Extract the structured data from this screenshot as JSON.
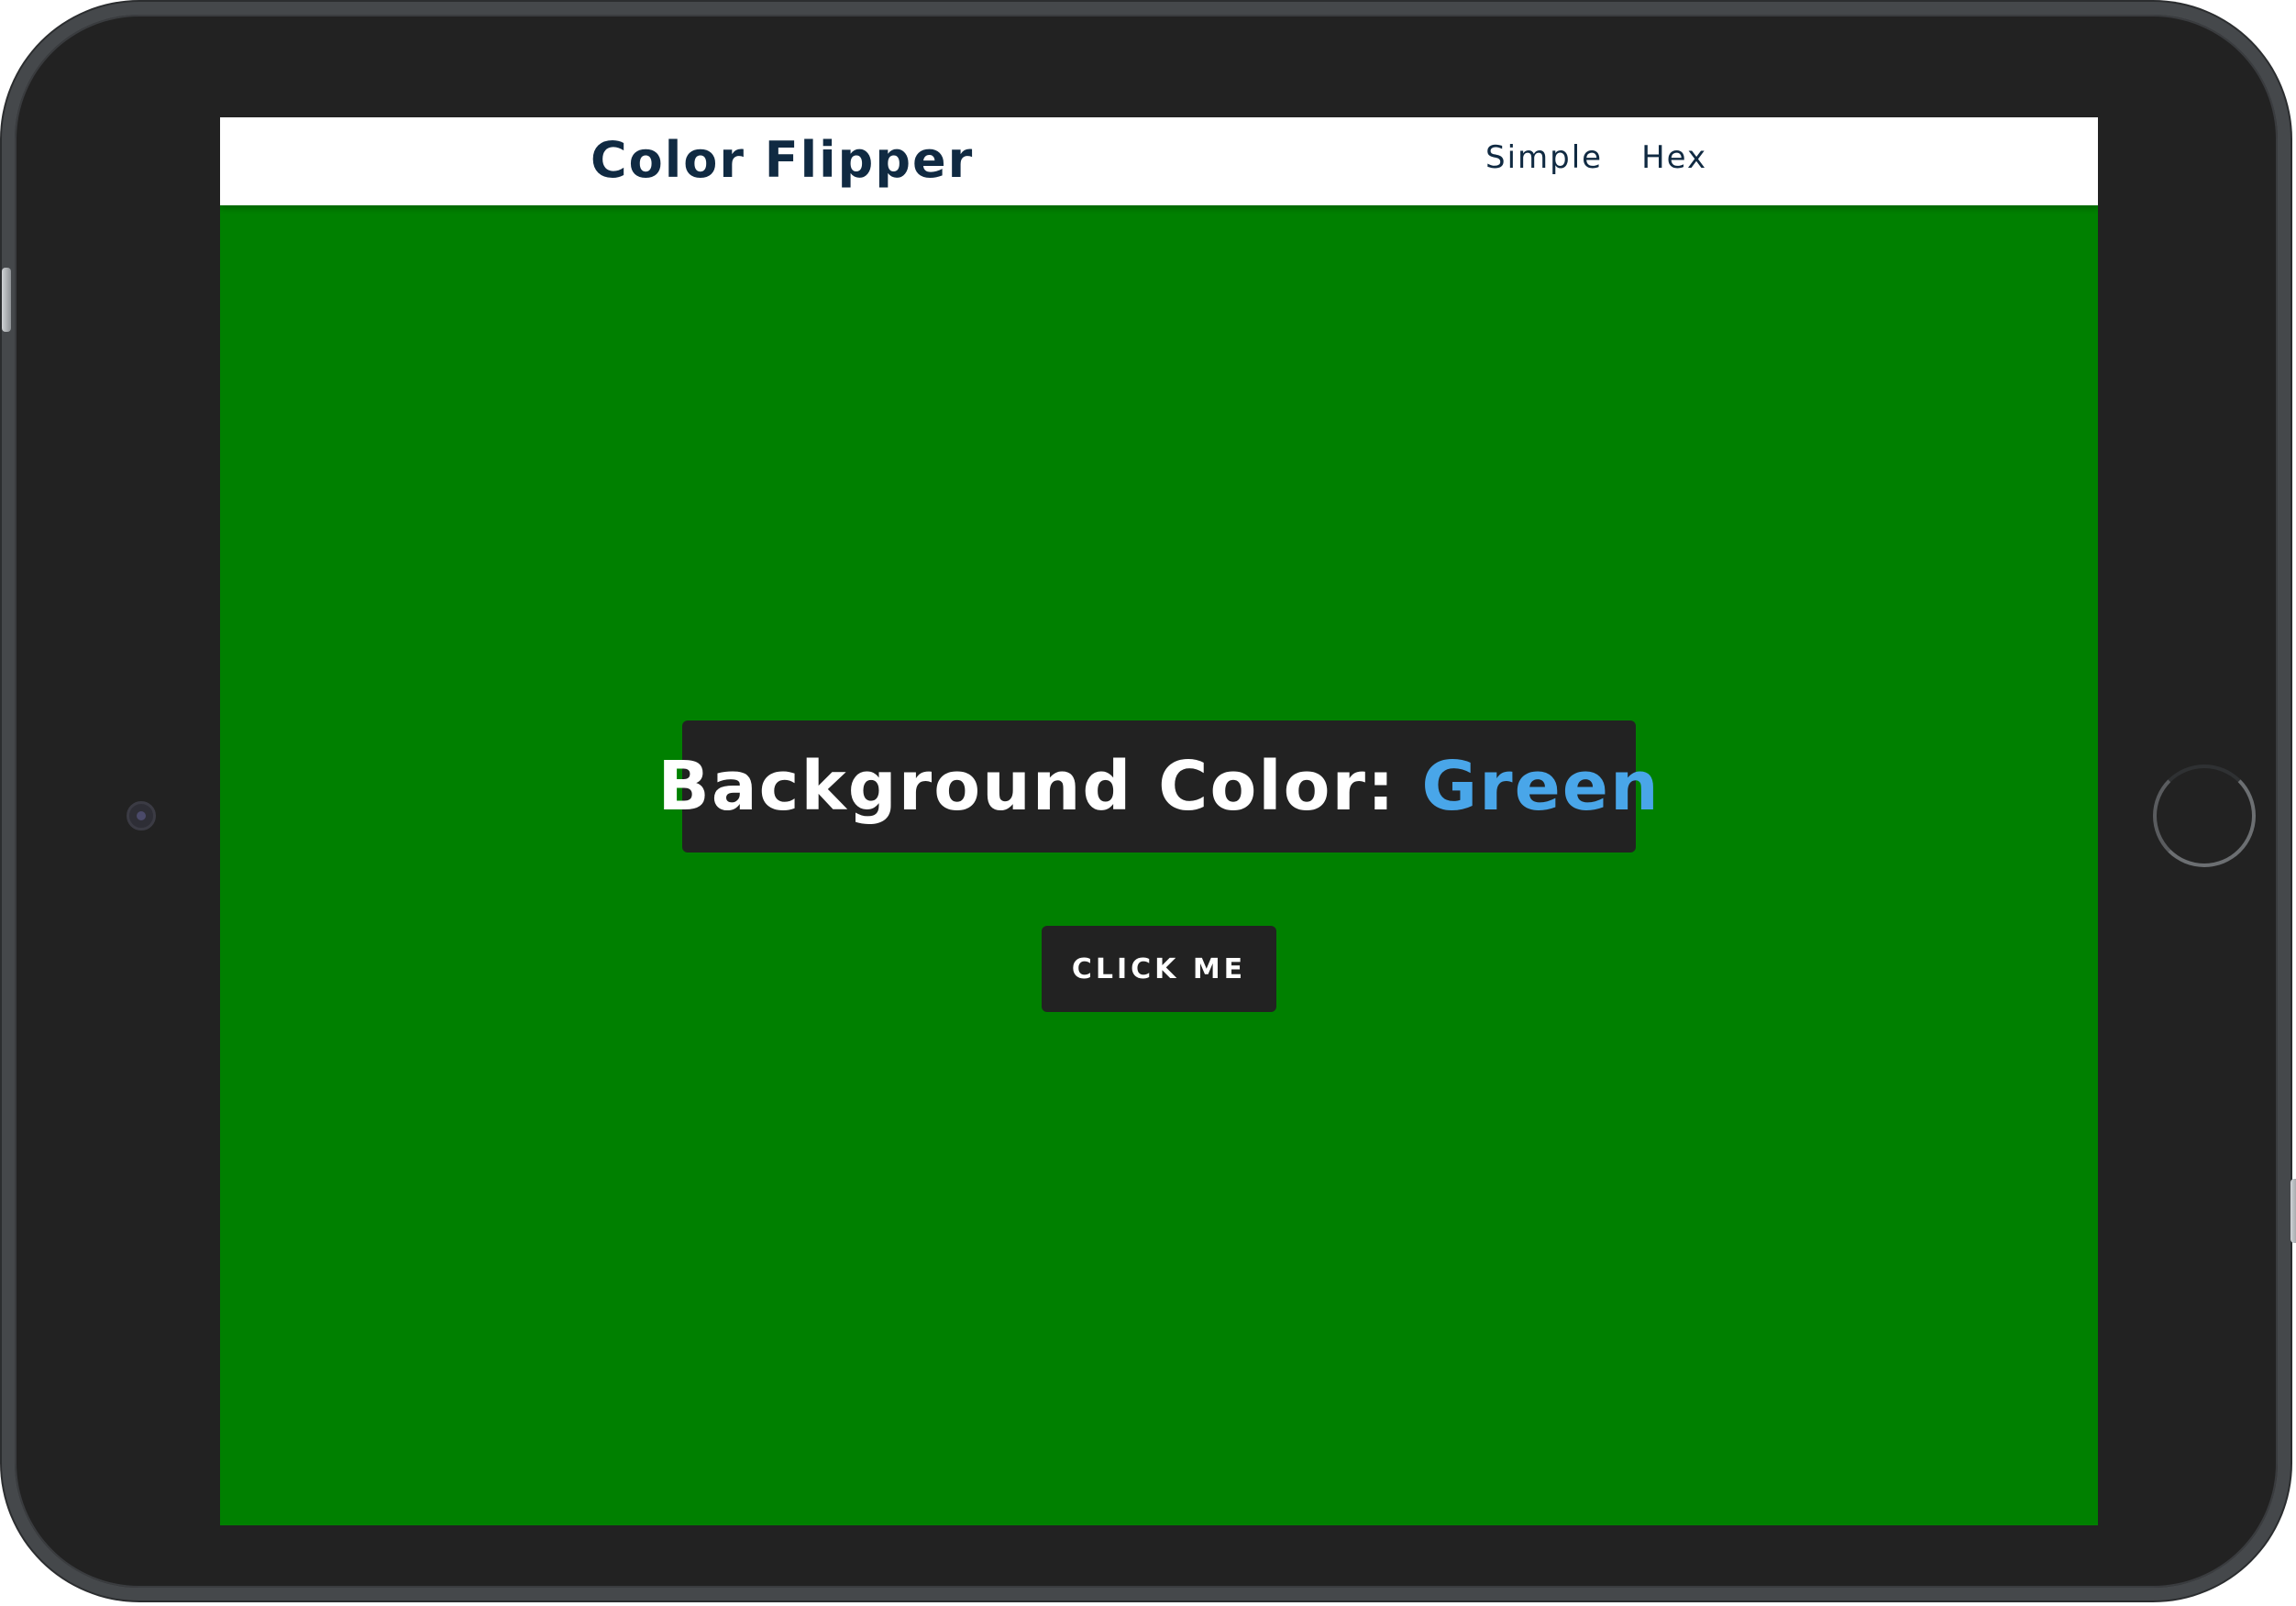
{
  "page": {
    "background_color": "#008000"
  },
  "navbar": {
    "brand": "Color Flipper",
    "links": [
      {
        "label": "Simple"
      },
      {
        "label": "Hex"
      }
    ],
    "text_color": "#102a42"
  },
  "main": {
    "heading_prefix": "Background Color: ",
    "color_name": "Green",
    "color_name_color": "#49a6e9",
    "button_label": "CLICK ME"
  }
}
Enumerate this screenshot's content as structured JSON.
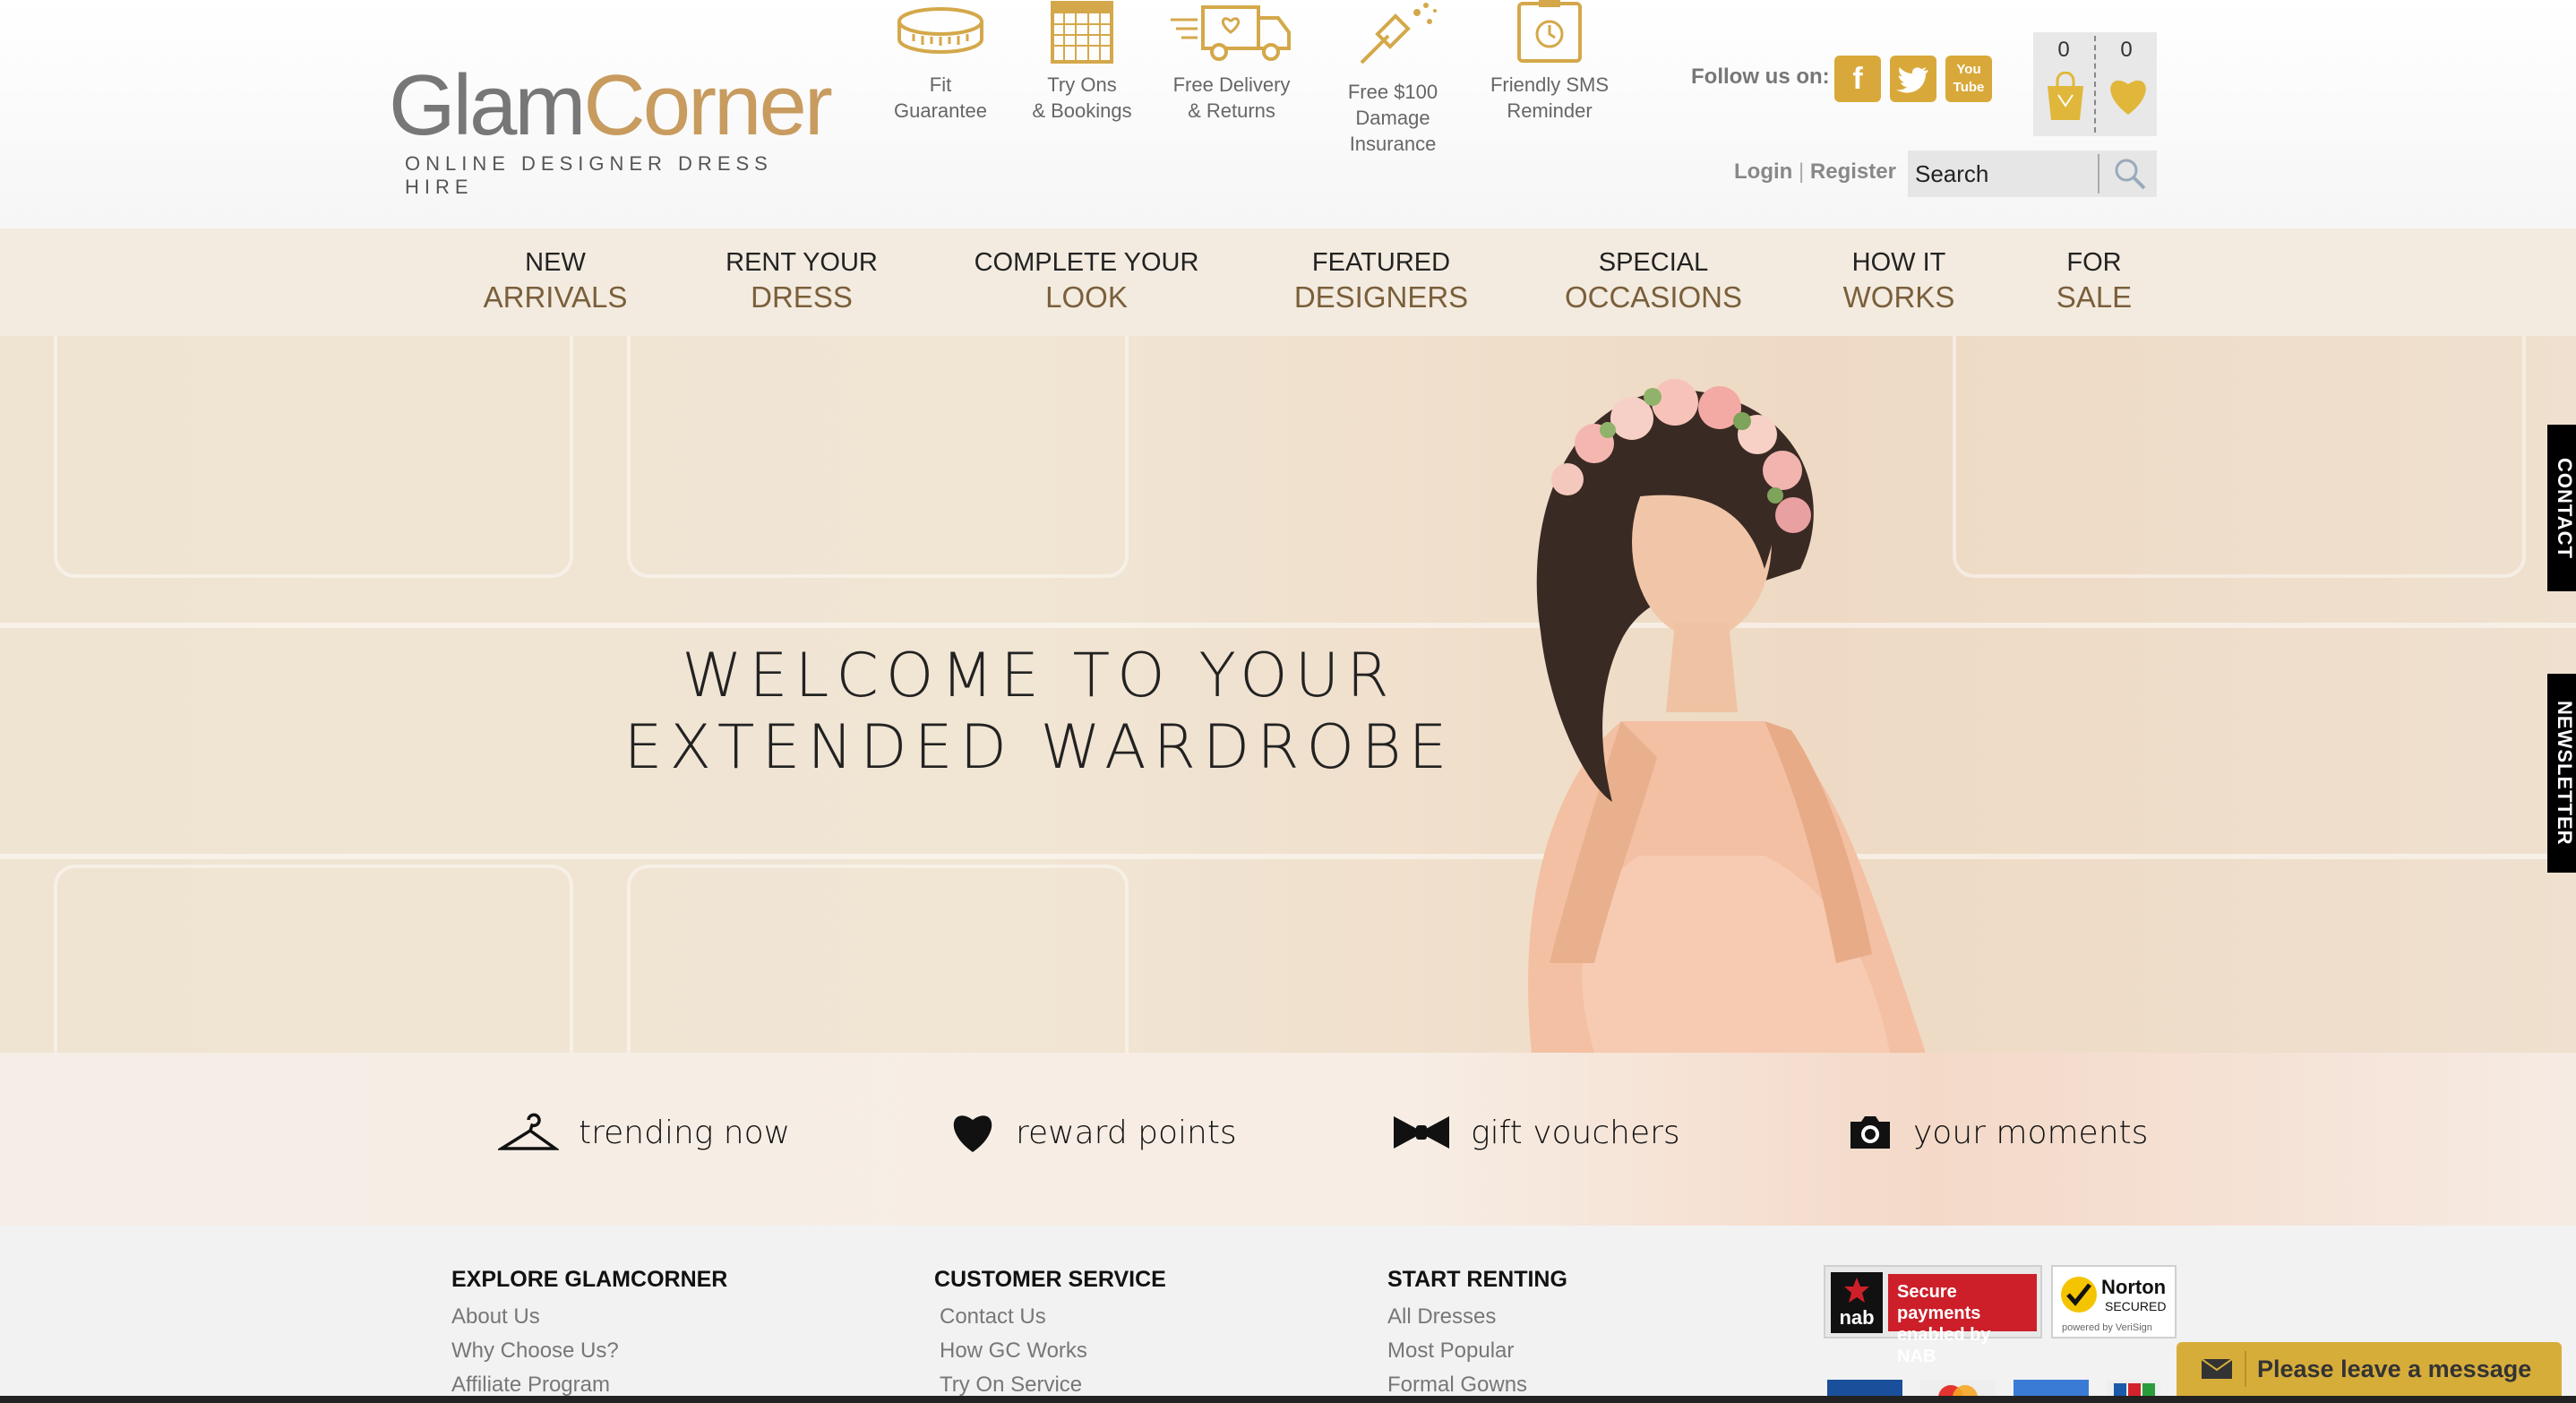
{
  "logo": {
    "glam": "Glam",
    "corner": "Corner",
    "tagline": "ONLINE DESIGNER DRESS HIRE"
  },
  "features": [
    {
      "icon": "tape-measure-icon",
      "line1": "Fit",
      "line2": "Guarantee"
    },
    {
      "icon": "calendar-icon",
      "line1": "Try Ons",
      "line2": "& Bookings"
    },
    {
      "icon": "delivery-truck-icon",
      "line1": "Free Delivery",
      "line2": "& Returns"
    },
    {
      "icon": "insurance-pin-icon",
      "line1": "Free $100",
      "line2": "Damage Insurance"
    },
    {
      "icon": "sms-phone-icon",
      "line1": "Friendly SMS",
      "line2": "Reminder"
    }
  ],
  "social": {
    "label": "Follow us on:",
    "facebook": "f",
    "youtube_1": "You",
    "youtube_2": "Tube"
  },
  "cart": {
    "bag_count": "0",
    "wishlist_count": "0"
  },
  "auth": {
    "login": "Login",
    "separator": "|",
    "register": "Register"
  },
  "search": {
    "placeholder": "Search"
  },
  "nav": [
    {
      "line1": "NEW",
      "line2": "ARRIVALS"
    },
    {
      "line1": "RENT YOUR",
      "line2": "DRESS"
    },
    {
      "line1": "COMPLETE YOUR",
      "line2": "LOOK"
    },
    {
      "line1": "FEATURED",
      "line2": "DESIGNERS"
    },
    {
      "line1": "SPECIAL",
      "line2": "OCCASIONS"
    },
    {
      "line1": "HOW IT",
      "line2": "WORKS"
    },
    {
      "line1": "FOR",
      "line2": "SALE"
    }
  ],
  "hero": {
    "line1": "WELCOME TO YOUR",
    "line2": "EXTENDED WARDROBE"
  },
  "quicklinks": [
    {
      "icon": "hanger-icon",
      "label": "trending now"
    },
    {
      "icon": "heart-icon",
      "label": "reward points"
    },
    {
      "icon": "bow-tie-icon",
      "label": "gift vouchers"
    },
    {
      "icon": "camera-icon",
      "label": "your moments"
    }
  ],
  "footer": {
    "explore": {
      "title": "EXPLORE GLAMCORNER",
      "links": [
        "About Us",
        "Why Choose Us?",
        "Affiliate Program"
      ]
    },
    "service": {
      "title": "CUSTOMER SERVICE",
      "links": [
        "Contact Us",
        "How GC Works",
        "Try On Service"
      ]
    },
    "renting": {
      "title": "START RENTING",
      "links": [
        "All Dresses",
        "Most Popular",
        "Formal Gowns"
      ]
    },
    "nab_mark": "nab",
    "nab_text": "Secure payments enabled by NAB",
    "norton_title": "Norton",
    "norton_sub": "SECURED",
    "norton_powered": "powered by VeriSign"
  },
  "sidetabs": {
    "contact": "CONTACT",
    "newsletter": "NEWSLETTER"
  },
  "chat": {
    "label": "Please leave a message"
  }
}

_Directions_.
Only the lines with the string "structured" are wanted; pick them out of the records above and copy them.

_Result_.
Extract the structured data from this screenshot as JSON.
Enumerate this screenshot's content as structured JSON.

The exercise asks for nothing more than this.